I am the last woman on Earth that has the patience to parent. In truth, I’m awful with big emotions and talking back. I often find myself walking away from my kids when the tantrums seem to have no end in sight. I turn them over to their father when I cannot process their feelings.
Patience has always been a struggle for me. My husband jokes that I am a bit cold to the kids when they get emotional. Sometimes, I don’t even notice that I’m shutting down to them. He’s right, of course. It’s as if I drift off to another universe when the crying and screaming begins. He then takes over with empathy while I figure out how to come back to Earth.
The irony is that I have a degree in counseling. Three years I spent studying the difference between sympathy and empathy. I know books explain developmental changes in children; I even took child development in my undergrad. I have plenty of knowledge not to be this way, but I struggle daily to be patient and listen to my kids.
Over the holiday break, while packing up all our stuff after three days at my parent’s house, I witnessed a moment I hadn’t experienced in years. While running around the house collecting our things, I also chose to take away the disputed iPad, much to my daughter’s dismay. As she proceeded to meltdown, I kept moving on with my task, and Abuela took over. My mother wrapped her up in a blanket and calmed her with soothing words and encouraged Gabi to rest. The effect of this treatment on my daughter was instantaneous. She became quiet and still as if she was about to drift off for a nap. I remember my mother doing this with me when I was a very young child, and I couldn’t believe I forgot that this is what worked for me.
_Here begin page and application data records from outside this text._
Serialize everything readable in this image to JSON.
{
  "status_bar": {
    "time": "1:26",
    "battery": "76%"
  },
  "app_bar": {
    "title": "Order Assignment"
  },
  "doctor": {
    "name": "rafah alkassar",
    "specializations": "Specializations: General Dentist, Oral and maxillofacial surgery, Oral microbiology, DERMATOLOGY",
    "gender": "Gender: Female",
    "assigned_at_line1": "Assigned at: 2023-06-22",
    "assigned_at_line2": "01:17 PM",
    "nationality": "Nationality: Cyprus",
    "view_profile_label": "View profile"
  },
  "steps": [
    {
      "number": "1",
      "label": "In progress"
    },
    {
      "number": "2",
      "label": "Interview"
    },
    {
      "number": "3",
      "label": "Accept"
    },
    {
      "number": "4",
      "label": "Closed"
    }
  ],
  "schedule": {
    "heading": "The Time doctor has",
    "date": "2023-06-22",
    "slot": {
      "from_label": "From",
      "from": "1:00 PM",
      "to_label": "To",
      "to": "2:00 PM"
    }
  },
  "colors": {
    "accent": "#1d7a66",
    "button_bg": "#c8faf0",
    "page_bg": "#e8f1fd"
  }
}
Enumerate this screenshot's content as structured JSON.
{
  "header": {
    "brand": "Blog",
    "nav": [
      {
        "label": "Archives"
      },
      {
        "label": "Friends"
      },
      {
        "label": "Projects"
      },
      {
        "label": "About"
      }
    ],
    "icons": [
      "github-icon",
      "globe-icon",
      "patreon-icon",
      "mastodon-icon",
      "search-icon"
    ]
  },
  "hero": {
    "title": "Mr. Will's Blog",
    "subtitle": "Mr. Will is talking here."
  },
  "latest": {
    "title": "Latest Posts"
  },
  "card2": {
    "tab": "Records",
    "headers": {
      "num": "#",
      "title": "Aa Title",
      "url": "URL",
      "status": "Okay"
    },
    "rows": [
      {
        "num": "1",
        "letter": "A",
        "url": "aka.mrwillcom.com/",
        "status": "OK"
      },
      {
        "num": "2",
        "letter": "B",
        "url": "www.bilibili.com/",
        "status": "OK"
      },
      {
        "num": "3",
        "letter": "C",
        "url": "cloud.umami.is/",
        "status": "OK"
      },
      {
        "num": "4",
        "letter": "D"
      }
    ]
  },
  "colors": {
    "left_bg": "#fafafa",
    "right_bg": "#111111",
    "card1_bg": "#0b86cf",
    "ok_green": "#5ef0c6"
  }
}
That moment made me realize that I’m so busy with being busy, I’ve convinced myself that I don’t have time to validate my children’s feelings. I’m always rushing from one thing to the next, and I tell myself, I’m just trying to survive the day. This turned into a cycle of me running forward, leaving everyone else behind.
Challenging Myself with Patience
I often joke that children are born as “personality-concentrate” that dilutes over time as they grow and learn to play by society’s rules. Now I see this is not only true; our base needs are still always there throughout our lives. Our need for a calming touch when we are upset. The need to feel heard, validated, and simply loved despite our mistakes—the need for others to have patience with us. Adulthood does not automatically turn these needs off. Nor does living as an adult around your children mean that they will understand how to cope the way you do.
There is so much more to learn from this. It will take a lot of personal growth, reading, and therapy for me to push past my struggle with empathy. And as we move through a political climate in desperate need of empathy and care for others around us, passing this lesson on to our children starts with us.